▶ _EXERCISE AIM_: Check each line of the records below for the word "Enter" and give the number of lines that have it, with nothing added.
═════ DATASET EXTRACT
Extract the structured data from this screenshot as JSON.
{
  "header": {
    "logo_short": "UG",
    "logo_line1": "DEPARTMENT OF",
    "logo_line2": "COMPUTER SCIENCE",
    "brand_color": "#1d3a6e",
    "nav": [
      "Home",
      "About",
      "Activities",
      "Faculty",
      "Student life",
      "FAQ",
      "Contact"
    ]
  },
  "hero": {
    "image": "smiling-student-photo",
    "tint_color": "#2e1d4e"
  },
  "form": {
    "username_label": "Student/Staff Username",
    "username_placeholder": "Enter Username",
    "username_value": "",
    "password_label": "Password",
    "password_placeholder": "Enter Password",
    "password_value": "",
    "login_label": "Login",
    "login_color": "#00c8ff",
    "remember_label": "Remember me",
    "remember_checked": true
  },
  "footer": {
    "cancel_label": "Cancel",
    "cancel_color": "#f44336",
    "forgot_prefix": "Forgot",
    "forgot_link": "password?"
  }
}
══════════
▶ _PROBLEM SOLUTION_: 2